Long-Covid: ‘Will this last forever? Will there be permanent damage?’
NICK TOMLINSON is a retired school principal from Derry who has been diagnosed with ‘long Covid’. He says health professionals don’t seem to know a lot about the condition and more needs to be done to help people living with it. Things, he says, must change.
I tested positive for Covid 19 on October 8, 2020. Seven months later, I still have many of the symptoms. I am one of the lucky ones, writes Nick Tomlinson.
There are days when I can focus on writing something like this; there are days when I can get out for a short walk. I am able to cook - sometimes. I am able to garden - sometimes. There are many ‘long-Covid’ sufferers who can’t do those things.
Despite my underlying long-term respiratory condition, I can breathe. Not perfectly, but I can breathe.
Each morning, I get a sense of what kind of day it will be. There is an old black and white film in which a man says, ‘It’s a real pea souper today,’ as he steps out into the London smog. On my pea souper days, I will get very little done, as the fog descends on my brain and lungs.
By the time I have tried to think something through, I will forget where I started or why. I will feel conscious of my laboured breathing. I will feel a pressure, as if a weight is bearing down on my chest. I will get palpitations. I will have tinnitus and the most chronic headache imaginable.
The brighter, less foggy days require a cautious approach.
Try to do too much, and there are likely to be a few days of fatigue and breathlessness ahead. I have made this mistake a couple of times. I had ignored the advice from the doctor: don’t treat this as something you try to beat by ‘building up your strength’ with exercise. It doesn’t work like that.
So, it’s just gentle walks and light gardening for a while.
There are stranger symptoms, as well. I have woken up in the middle of dreams, kicking, punching, thrashing around violently. These night terrors were unknown to me before Covid 19. I didn’t link the terrors to Covid 19 in any way until I spoke to someone from the Covid support services. I was told that many people with long-Covid are reporting this.
And, then, there is the regular self-questioning. How much is directly caused by Covid 19 and how much is anxiety related? The brain and lungs are organs well known for their links to anxiety attacks, and there is a lot to be anxious about.

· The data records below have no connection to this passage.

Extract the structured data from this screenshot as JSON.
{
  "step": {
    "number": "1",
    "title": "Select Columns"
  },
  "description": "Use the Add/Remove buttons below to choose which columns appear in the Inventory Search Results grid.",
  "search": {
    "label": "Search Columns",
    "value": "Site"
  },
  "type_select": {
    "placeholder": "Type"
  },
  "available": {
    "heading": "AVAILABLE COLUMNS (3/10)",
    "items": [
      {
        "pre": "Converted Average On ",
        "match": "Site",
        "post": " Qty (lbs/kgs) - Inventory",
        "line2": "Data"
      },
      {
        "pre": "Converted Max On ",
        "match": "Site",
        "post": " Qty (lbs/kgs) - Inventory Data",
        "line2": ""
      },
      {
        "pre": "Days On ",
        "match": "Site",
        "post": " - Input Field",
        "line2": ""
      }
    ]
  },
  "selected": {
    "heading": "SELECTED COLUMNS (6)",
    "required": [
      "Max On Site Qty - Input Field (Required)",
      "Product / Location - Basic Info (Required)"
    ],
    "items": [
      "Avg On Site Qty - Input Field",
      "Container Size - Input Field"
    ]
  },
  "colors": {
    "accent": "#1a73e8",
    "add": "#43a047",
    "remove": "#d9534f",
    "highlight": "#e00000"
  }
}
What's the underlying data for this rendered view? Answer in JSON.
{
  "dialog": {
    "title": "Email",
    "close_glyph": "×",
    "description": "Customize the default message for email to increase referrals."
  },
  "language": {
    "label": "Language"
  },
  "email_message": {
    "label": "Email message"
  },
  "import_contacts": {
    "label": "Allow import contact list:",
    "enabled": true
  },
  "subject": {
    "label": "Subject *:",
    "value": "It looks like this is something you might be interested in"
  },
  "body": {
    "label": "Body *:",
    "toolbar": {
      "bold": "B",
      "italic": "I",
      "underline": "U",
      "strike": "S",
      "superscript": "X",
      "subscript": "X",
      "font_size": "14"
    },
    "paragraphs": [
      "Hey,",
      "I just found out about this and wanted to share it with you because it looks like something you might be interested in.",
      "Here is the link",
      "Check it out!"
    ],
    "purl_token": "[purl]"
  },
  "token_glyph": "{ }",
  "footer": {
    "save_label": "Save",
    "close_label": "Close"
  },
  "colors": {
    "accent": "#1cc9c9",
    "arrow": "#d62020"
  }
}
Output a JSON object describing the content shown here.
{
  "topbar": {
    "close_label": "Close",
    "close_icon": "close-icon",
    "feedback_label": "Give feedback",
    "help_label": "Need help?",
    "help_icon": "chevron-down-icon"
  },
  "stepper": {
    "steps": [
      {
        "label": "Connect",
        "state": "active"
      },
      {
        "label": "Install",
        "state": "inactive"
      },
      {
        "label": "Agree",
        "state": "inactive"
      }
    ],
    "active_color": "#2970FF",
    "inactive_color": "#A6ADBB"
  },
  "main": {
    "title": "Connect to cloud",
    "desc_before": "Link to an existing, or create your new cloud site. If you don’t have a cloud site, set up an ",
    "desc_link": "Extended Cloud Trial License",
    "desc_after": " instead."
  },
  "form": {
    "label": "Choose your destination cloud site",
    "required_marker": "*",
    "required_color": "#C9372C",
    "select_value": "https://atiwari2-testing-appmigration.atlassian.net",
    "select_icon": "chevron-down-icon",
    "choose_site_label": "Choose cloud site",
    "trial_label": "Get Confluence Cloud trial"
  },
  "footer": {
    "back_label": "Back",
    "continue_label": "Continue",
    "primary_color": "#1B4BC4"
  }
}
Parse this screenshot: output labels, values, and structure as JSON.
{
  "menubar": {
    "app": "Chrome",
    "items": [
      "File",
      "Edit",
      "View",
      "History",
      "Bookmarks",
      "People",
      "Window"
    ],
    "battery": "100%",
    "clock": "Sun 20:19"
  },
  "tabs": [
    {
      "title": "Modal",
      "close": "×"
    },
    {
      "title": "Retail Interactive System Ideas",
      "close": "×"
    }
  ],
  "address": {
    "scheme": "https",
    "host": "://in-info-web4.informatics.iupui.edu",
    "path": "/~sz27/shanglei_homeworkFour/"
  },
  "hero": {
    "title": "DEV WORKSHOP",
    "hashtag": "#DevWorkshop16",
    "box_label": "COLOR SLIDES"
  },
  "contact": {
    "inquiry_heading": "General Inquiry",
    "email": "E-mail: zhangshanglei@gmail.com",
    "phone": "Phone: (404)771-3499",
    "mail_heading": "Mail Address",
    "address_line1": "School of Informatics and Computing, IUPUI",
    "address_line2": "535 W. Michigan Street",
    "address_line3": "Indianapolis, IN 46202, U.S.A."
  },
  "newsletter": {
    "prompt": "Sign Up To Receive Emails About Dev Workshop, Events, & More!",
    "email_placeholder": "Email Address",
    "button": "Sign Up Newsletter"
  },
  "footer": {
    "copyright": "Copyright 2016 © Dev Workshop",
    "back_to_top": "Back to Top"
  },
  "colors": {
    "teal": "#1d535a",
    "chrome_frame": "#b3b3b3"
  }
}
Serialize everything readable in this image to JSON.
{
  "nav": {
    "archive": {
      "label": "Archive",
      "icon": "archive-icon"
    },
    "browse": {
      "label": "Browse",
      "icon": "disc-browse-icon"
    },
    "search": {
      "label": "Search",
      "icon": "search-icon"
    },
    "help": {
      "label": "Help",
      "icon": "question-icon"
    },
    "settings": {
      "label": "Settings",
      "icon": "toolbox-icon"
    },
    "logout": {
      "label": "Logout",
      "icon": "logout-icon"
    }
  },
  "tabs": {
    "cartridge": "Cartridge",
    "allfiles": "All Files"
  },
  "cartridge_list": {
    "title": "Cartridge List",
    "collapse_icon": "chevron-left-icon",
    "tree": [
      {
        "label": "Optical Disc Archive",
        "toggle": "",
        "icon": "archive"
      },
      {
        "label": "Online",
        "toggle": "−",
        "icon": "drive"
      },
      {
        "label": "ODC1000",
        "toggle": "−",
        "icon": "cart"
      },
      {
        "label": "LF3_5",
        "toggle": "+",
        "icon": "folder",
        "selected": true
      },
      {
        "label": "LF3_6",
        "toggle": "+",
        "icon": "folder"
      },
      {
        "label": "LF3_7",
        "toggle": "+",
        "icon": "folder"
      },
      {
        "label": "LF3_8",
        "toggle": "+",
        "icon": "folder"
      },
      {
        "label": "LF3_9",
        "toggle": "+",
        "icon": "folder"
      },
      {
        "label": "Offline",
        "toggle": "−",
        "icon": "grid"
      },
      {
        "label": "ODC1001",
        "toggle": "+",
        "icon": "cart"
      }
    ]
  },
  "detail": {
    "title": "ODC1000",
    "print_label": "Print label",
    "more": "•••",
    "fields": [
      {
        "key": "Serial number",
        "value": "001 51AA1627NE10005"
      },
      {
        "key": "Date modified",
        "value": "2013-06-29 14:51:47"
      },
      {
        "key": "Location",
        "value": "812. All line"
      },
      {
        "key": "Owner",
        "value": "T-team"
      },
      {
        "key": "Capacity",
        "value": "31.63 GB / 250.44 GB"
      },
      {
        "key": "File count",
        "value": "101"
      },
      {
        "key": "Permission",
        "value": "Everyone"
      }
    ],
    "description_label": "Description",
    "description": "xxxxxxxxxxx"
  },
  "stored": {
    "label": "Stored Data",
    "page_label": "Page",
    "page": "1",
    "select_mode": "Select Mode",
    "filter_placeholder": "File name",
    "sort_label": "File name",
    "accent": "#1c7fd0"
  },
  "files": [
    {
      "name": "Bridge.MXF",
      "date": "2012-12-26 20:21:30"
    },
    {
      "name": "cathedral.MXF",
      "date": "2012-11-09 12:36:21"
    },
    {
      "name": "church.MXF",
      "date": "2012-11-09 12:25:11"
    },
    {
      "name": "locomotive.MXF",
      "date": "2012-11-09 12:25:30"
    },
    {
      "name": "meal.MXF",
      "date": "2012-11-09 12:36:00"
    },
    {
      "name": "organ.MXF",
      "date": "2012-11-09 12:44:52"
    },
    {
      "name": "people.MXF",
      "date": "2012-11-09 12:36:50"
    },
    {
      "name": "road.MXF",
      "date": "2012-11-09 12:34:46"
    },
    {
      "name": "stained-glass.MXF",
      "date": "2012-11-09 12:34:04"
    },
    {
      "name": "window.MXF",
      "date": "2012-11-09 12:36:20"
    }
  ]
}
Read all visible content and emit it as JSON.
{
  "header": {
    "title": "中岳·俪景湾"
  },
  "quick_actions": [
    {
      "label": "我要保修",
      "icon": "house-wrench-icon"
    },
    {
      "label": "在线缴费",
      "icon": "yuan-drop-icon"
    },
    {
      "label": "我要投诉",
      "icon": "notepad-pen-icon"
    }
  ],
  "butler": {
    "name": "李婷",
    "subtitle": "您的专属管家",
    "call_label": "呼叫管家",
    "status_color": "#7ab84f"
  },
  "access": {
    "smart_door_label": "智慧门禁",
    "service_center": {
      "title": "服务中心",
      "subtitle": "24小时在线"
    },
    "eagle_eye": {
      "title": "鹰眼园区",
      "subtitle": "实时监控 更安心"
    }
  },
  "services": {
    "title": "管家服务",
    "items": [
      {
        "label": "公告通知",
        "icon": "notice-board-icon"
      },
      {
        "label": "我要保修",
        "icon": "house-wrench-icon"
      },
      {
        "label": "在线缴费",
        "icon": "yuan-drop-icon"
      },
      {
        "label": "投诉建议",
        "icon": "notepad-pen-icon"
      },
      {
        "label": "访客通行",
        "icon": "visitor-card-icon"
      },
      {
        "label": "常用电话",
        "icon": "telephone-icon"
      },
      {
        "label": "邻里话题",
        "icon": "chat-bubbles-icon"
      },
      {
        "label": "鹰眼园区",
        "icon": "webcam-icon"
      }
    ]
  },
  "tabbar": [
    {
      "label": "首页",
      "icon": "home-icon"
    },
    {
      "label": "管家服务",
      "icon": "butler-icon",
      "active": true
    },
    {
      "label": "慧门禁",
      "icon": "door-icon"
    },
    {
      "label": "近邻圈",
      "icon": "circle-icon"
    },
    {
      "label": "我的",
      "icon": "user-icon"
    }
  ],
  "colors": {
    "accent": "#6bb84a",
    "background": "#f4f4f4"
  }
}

Does this last forever? Could this deteriorate to the point of a dementia-type condition? Will there be permanent damage? No-one really knows, it’s a new disease.
There are pea-souper days at one end of the spectrum, and clear sunlit days at the other end.
Are the bad days still as bad as before and as frequent as before? Are the good days better than before? I need to look more closely at this. I want to know if I am getting better, the same as anyone does with any illness.
Most other illnesses, though, have the benefit of years of research and medical experience and expertise. With Covid, to some extent, we are our own researchers.
In England, there are clinics set up across the country specifically to support people with long-Covid. Here, to my knowledge, this role has been left primarily to the Chest, Heart and Stroke charity. Surely, Stormont should not be relying on a charity, which has to support many people with serious conditions aside from Covid, to take on this extra responsibility.
CHS (NI) have been extremely helpful in providing therapies and advice. However, Covid support should have its own fully funded support services and should not be dependent upon a charity which was set up to address other health conditions.
I am optimistic that I will recover. In the meantime, I need to be patient. Unrelated to my illness, I retired from my job in December 2020, thinking I would be working at something else by now. That has been put on hold.
My focus now is to accept the ‘foggy’ days and to enjoy and be thankful for the clear days.
○ Nick Tomlinson is former principal of Groarty PS and Cumber Claudy PS.